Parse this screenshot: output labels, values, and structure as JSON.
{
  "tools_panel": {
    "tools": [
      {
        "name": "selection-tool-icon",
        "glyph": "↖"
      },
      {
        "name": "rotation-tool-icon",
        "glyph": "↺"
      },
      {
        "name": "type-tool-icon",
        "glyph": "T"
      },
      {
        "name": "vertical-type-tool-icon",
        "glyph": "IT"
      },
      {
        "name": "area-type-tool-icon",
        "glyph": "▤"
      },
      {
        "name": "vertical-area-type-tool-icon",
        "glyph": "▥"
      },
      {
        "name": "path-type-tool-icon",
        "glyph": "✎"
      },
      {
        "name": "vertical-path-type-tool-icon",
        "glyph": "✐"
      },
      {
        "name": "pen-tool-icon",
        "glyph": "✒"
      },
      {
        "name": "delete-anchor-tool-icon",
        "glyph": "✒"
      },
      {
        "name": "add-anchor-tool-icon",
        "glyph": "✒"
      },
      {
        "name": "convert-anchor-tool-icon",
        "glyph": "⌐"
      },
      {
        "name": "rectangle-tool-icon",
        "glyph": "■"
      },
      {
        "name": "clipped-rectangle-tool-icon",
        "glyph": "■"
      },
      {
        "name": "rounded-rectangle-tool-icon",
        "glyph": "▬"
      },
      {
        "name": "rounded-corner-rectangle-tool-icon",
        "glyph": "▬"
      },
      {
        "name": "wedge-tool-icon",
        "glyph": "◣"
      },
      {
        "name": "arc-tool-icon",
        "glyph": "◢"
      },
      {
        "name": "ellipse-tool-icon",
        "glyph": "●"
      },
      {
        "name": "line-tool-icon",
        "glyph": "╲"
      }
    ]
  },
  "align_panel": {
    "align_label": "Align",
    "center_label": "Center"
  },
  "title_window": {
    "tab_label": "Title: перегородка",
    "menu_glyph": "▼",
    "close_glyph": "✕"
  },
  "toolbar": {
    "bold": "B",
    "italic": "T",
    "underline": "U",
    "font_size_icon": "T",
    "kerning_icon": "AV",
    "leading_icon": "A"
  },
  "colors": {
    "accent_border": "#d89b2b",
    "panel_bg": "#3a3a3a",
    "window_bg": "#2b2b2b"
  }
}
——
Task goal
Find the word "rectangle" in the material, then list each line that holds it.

Solution to this exercise
        "name": "rectangle-tool-icon",
        "name": "clipped-rectangle-tool-icon",
        "name": "rounded-rectangle-tool-icon",
        "name": "rounded-corner-rectangle-tool-icon",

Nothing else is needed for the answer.